No-one I've talked to, including people who have lived here their entire lives and whose parents grew up here, can ever remember seeing something like this happen before. And because it takes a confluence of perfect weather conditions to create these massive snow-castles, it may never happen again in our lifetime.
I honestly can't think of a major religion that forbids men from meeting in public with a group of women. And honestly, if this restriction existed, how would you even function in the world? Regardless of whether the student's request is legitimate, let's talk about the fact that certain people quite high up in the university's food chain were willing to grant the accommodation that the student was seeking. A secular university -- I seriously cannot stress that point enough -- was more than willing to make an exception based on a religious belief that women were ultimately so different from men that the two genders could not interact in public.
It's the eve of the 1994 general election in South Africa -- first democratic election in the nation's 342 years. Nelson Mandela comes to the South African Broadcasting Corporation for an election rally. The black working classes abandon their jobs, flow in a mighty river through the dank corridors to the rally in the basement. No-one with that colour skin has ever before been invited to a South African national election rally, much less been asked for their vote. Mandela speaks slowly, saying words the people gathered here want and need to hear. The beast that is apartheid is dead, he tells the crowd.
Quebec's Muslim women have been threatened -- violence against veiled women has increased dramatically since the Charter debate was introduced. In Quebec, the issue of choice and self-determination around the veil is critical. It would seem, then, that in matters of fashion, religion, and secularism, Montreal's Muslim women are being held to a higher standard by their provincial government. Montreal's young Hijabistas -- and those who support them -- told us what the veil means to them.
If you knew that [Sierra Leone's Revolutionary United Front] were coming, or if you even heard a rumour that the RUF were on their way, knowing that they cut the hands and feet off babies, you wouldn't hang around very long. And it worked -- it was very successful. It helped them clear the diamond fields, and they could dig diamonds to their heart's content. There are 1.5-million artisanal diamond diggers in Africa -- they produce about 16 per cent of the world's diamonds. So there's a good chance that 16 per cent of the diamonds in any store are part of that problem.
The daily, international circus that Rob Ford is circumventing so disastrously right now demonstrates why it's so important to have a Crisis Communications Plan and stick to it. In every crisis there is an opportunity to learn and to grow and to become stronger. Here's hoping that this week is a little quieter for Ford.
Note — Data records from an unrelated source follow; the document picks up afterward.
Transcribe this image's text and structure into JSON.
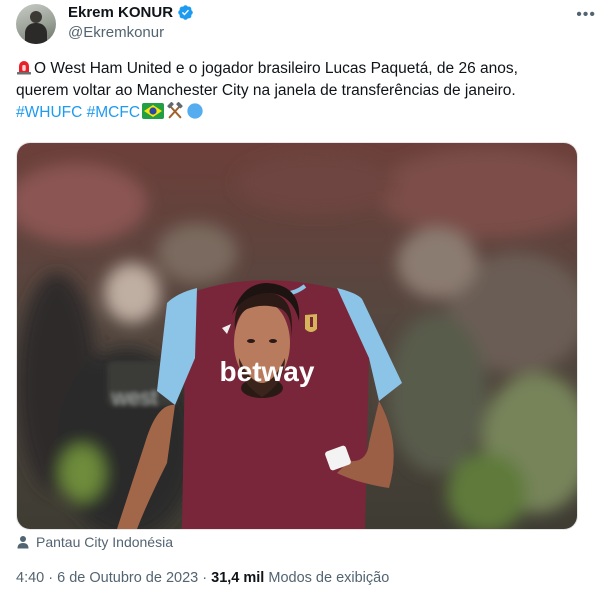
{
  "author": {
    "name": "Ekrem KONUR",
    "handle": "@Ekremkonur",
    "verified": true
  },
  "tweet": {
    "line1": "O West Ham United e o jogador brasileiro Lucas Paquetá, de 26 anos,",
    "line2": "querem voltar ao Manchester City na janela de transferências de janeiro.",
    "hashtags": [
      "#WHUFC",
      "#MCFC"
    ],
    "emojis": [
      "brazil-flag",
      "hammers",
      "blue-circle"
    ]
  },
  "media": {
    "shirt_sponsor": "betway"
  },
  "location": {
    "label": "Pantau City Indonésia",
    "icon": "person-icon"
  },
  "meta": {
    "time": "4:40",
    "separator": "·",
    "date": "6 de Outubro de 2023",
    "views_count": "31,4 mil",
    "views_label": "Modos de exibição"
  },
  "colors": {
    "link": "#1d9bf0",
    "secondary_text": "#536471",
    "west_ham_claret": "#7a263a",
    "west_ham_blue": "#8cc4e8"
  }
}
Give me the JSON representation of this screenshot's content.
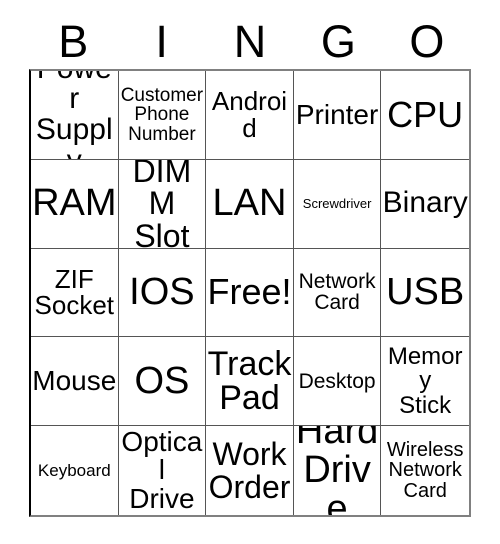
{
  "card": {
    "title": "BINGO",
    "free_space_label": "Free!",
    "colors": {
      "background": "#ffffff",
      "text": "#000000",
      "grid_line": "#555555",
      "border": "#808080"
    },
    "header": {
      "letters": [
        {
          "label": "B"
        },
        {
          "label": "I"
        },
        {
          "label": "N"
        },
        {
          "label": "G"
        },
        {
          "label": "O"
        }
      ]
    },
    "grid": {
      "columns": 5,
      "rows": 5,
      "cells": [
        {
          "text": "Power\nSupply",
          "size": "fs-30"
        },
        {
          "text": "Customer\nPhone\nNumber",
          "size": "fs-19"
        },
        {
          "text": "Android",
          "size": "fs-26"
        },
        {
          "text": "Printer",
          "size": "fs-28"
        },
        {
          "text": "CPU",
          "size": "fs-36"
        },
        {
          "text": "RAM",
          "size": "fs-38"
        },
        {
          "text": "DIMM\nSlot",
          "size": "fs-32"
        },
        {
          "text": "LAN",
          "size": "fs-38"
        },
        {
          "text": "Screwdriver",
          "size": "fs-13"
        },
        {
          "text": "Binary",
          "size": "fs-30"
        },
        {
          "text": "ZIF\nSocket",
          "size": "fs-26"
        },
        {
          "text": "IOS",
          "size": "fs-38"
        },
        {
          "text": "Free!",
          "size": "fs-36"
        },
        {
          "text": "Network\nCard",
          "size": "fs-21"
        },
        {
          "text": "USB",
          "size": "fs-38"
        },
        {
          "text": "Mouse",
          "size": "fs-28"
        },
        {
          "text": "OS",
          "size": "fs-38"
        },
        {
          "text": "Track\nPad",
          "size": "fs-34"
        },
        {
          "text": "Desktop",
          "size": "fs-21"
        },
        {
          "text": "Memory\nStick",
          "size": "fs-24"
        },
        {
          "text": "Keyboard",
          "size": "fs-17"
        },
        {
          "text": "Optical\nDrive",
          "size": "fs-28"
        },
        {
          "text": "Work\nOrder",
          "size": "fs-32"
        },
        {
          "text": "Hard\nDrive",
          "size": "fs-38"
        },
        {
          "text": "Wireless\nNetwork\nCard",
          "size": "fs-20"
        }
      ]
    }
  }
}
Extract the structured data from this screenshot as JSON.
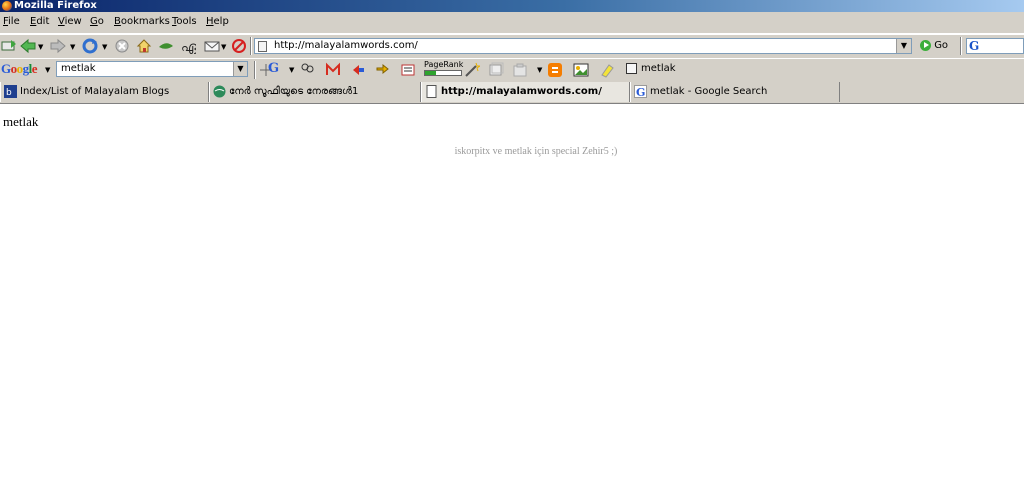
{
  "window": {
    "title": "Mozilla Firefox"
  },
  "menu": {
    "items": [
      {
        "key": "F",
        "rest": "ile"
      },
      {
        "key": "E",
        "rest": "dit"
      },
      {
        "key": "V",
        "rest": "iew"
      },
      {
        "key": "G",
        "rest": "o"
      },
      {
        "key": "B",
        "rest": "ookmarks"
      },
      {
        "key": "T",
        "rest": "ools"
      },
      {
        "key": "H",
        "rest": "elp"
      }
    ]
  },
  "navigation": {
    "url": "http://malayalamwords.com/",
    "go_label": "Go",
    "search_engine_glyph": "G"
  },
  "google_toolbar": {
    "logo_parts": [
      "G",
      "o",
      "o",
      "g",
      "l",
      "e"
    ],
    "search_value": "metlak",
    "toolbar_g_glyph": "G",
    "pagerank_label": "PageRank",
    "pagerank_fill": 0.3,
    "query_label": "metlak",
    "colors": {
      "blue": "#2a5bd7",
      "red": "#d62d20",
      "yellow": "#e8b100",
      "green": "#138a36"
    }
  },
  "tabs": [
    {
      "label": "Index/List of Malayalam Blogs",
      "active": false,
      "icon": "blog-list-icon"
    },
    {
      "label": "നേര്‍ സൂഫിയുടെ നേരങ്ങള്‍1",
      "active": false,
      "icon": "globe-icon"
    },
    {
      "label": "http://malayalamwords.com/",
      "active": true,
      "icon": "page-icon"
    },
    {
      "label": "metlak - Google Search",
      "active": false,
      "icon": "google-icon"
    }
  ],
  "page": {
    "heading": "metlak",
    "credit": "iskorpitx ve metlak için special Zehir5 ;)"
  }
}
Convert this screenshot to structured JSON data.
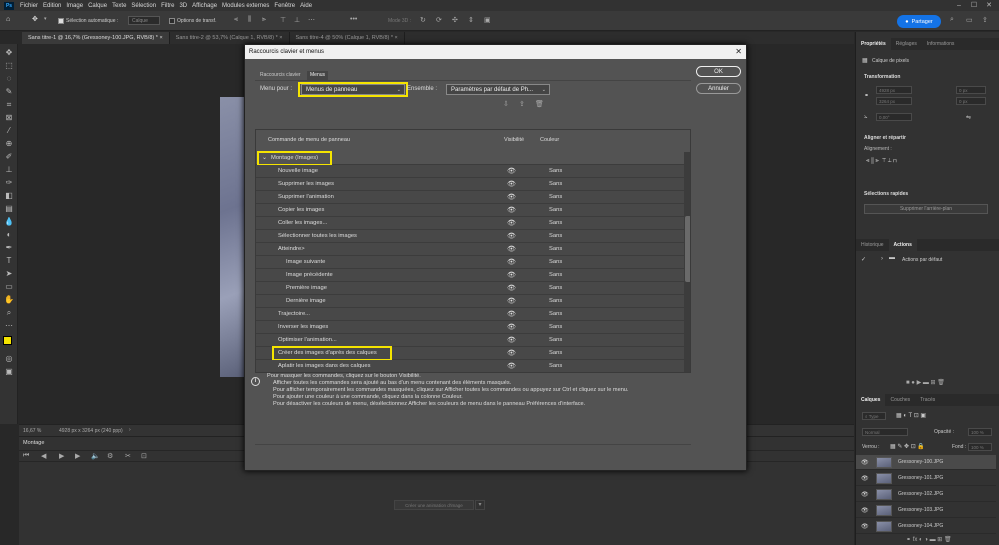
{
  "app": {
    "logo": "Ps"
  },
  "menubar": [
    "Fichier",
    "Edition",
    "Image",
    "Calque",
    "Texte",
    "Sélection",
    "Filtre",
    "3D",
    "Affichage",
    "Modules externes",
    "Fenêtre",
    "Aide"
  ],
  "options": {
    "auto_select_label": "Sélection automatique :",
    "auto_select_value": "Calque",
    "transform_label": "Options de transf.",
    "mode3d": "Mode 3D :",
    "share_label": "Partager"
  },
  "doc_tabs": [
    {
      "label": "Sans titre-1 @ 16,7% (Gressoney-100.JPG, RVB/8) *",
      "active": true
    },
    {
      "label": "Sans titre-2 @ 53,7% (Calque 1, RVB/8) *",
      "active": false
    },
    {
      "label": "Sans titre-4 @ 50% (Calque 1, RVB/8) *",
      "active": false
    }
  ],
  "status": {
    "zoom": "16,67 %",
    "docsize": "4928 px x 3264 px (240 ppp)"
  },
  "timeline": {
    "tab": "Montage",
    "create_button": "Créer une animation d'image"
  },
  "properties_panel": {
    "tabs": [
      "Propriétés",
      "Réglages",
      "Informations"
    ],
    "layer_type": "Calque de pixels",
    "transform": "Transformation",
    "w": "4928 px",
    "h": "3264 px",
    "x": "0 px",
    "y": "0 px",
    "angle": "0,00°",
    "align_title": "Aligner et répartir",
    "align_sub": "Alignement :",
    "quick_title": "Sélections rapides",
    "quick_btn": "Supprimer l'arrière-plan"
  },
  "history_panel": {
    "tabs": [
      "Historique",
      "Actions"
    ],
    "item": "Actions par défaut"
  },
  "layers_panel": {
    "tabs": [
      "Calques",
      "Couches",
      "Tracés"
    ],
    "filter": "Type",
    "blend": "Normal",
    "opacity_label": "Opacité :",
    "opacity": "100 %",
    "lock_label": "Verrou :",
    "fill_label": "Fond :",
    "fill": "100 %",
    "layers": [
      "Gressoney-100.JPG",
      "Gressoney-101.JPG",
      "Gressoney-102.JPG",
      "Gressoney-103.JPG",
      "Gressoney-104.JPG"
    ]
  },
  "dialog": {
    "title": "Raccourcis clavier et menus",
    "tabs": [
      "Raccourcis clavier",
      "Menus"
    ],
    "ok": "OK",
    "cancel": "Annuler",
    "menu_for_label": "Menu pour :",
    "menu_for_value": "Menus de panneau",
    "set_label": "Ensemble :",
    "set_value": "Paramètres par défaut de Ph...",
    "col_command": "Commande de menu de panneau",
    "col_visibility": "Visibilité",
    "col_color": "Couleur",
    "group": "Montage (Images)",
    "rows": [
      {
        "name": "Nouvelle image",
        "indent": 1,
        "color": "Sans"
      },
      {
        "name": "Supprimer les images",
        "indent": 1,
        "color": "Sans"
      },
      {
        "name": "Supprimer l'animation",
        "indent": 1,
        "color": "Sans"
      },
      {
        "name": "Copier les images",
        "indent": 1,
        "color": "Sans"
      },
      {
        "name": "Coller les images...",
        "indent": 1,
        "color": "Sans"
      },
      {
        "name": "Sélectionner toutes les images",
        "indent": 1,
        "color": "Sans"
      },
      {
        "name": "Atteindre>",
        "indent": 1,
        "color": "Sans"
      },
      {
        "name": "Image suivante",
        "indent": 2,
        "color": "Sans"
      },
      {
        "name": "Image précédente",
        "indent": 2,
        "color": "Sans"
      },
      {
        "name": "Première image",
        "indent": 2,
        "color": "Sans"
      },
      {
        "name": "Dernière image",
        "indent": 2,
        "color": "Sans"
      },
      {
        "name": "Trajectoire...",
        "indent": 1,
        "color": "Sans"
      },
      {
        "name": "Inverser les images",
        "indent": 1,
        "color": "Sans"
      },
      {
        "name": "Optimiser l'animation...",
        "indent": 1,
        "color": "Sans"
      },
      {
        "name": "Créer des images d'après des calques",
        "indent": 1,
        "color": "Sans"
      },
      {
        "name": "Aplatir les images dans des calques",
        "indent": 1,
        "color": "Sans"
      }
    ],
    "info": [
      "Pour masquer les commandes, cliquez sur le bouton Visibilité.",
      "Afficher toutes les commandes sera ajouté au bas d'un menu contenant des éléments masqués.",
      "Pour afficher temporairement les commandes masquées, cliquez sur Afficher toutes les commandes ou appuyez sur Ctrl et cliquez sur le menu.",
      "Pour ajouter une couleur à une commande, cliquez dans la colonne Couleur.",
      "Pour désactiver les couleurs de menu, désélectionnez Afficher les couleurs de menu dans le panneau Préférences d'interface."
    ]
  },
  "colors": {
    "highlight": "#f5e400",
    "accent": "#1473e6"
  }
}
I choose to wear the poppy for a different reason. I choose to wear it because as a woman with Native ancestry, I want to remember those whose faces we never see in the Heritage moments or on the Remembrance Day TV spots. While we remember the many veterans who fought in the many wars Canada has been involved in, the iconic images of these veterans are whitewashed.
The Snowden affair reflects the realities of the cyber age. Technology has made it easier than ever for our governments to monitor our communications, eavesdrop on other governments, and store that information, all in the name of public safety. However, our reactions to what Edward Snowden did by exposing these practices are based on tradition.
The detention of Dr. Tarek Loubani and John Greyson was at the forefront of all Canadians' concerns for the 50 days they spent behind bars at Cairo's Tora Prison. Dr. Tarek Loubani is an emergency room physician in my riding and John Greyson is an acclaimed film-maker and professor at York University. They are now home safe.
For almost four decades, I did not talk about the plane crash. Instead, I buried the tragedy and any associated feelings of grief as deep down as possible. That was the way tragedies and death were dealt with in the 70s. I was told, directly and indirectly, that the subject was closed, never to be discussed... the subject of death was unmentionable.
Today my phone buzzed with the story of a film blogger calling 911 because he was bothered by someone using their cellphone during a screening. It's kind of a funny story to most, I suppose -- one that illustrates just how wrapped up people can get in this odd world. Except I didn't find it funny. At all. On any level. As a guy who spent every day of my working life for eight years trying to keep up with the volume of calls pouring in to 911 -- legitimate calls, each of which carried with it the weight of someone possibly dying -- I find Billington's action offensive.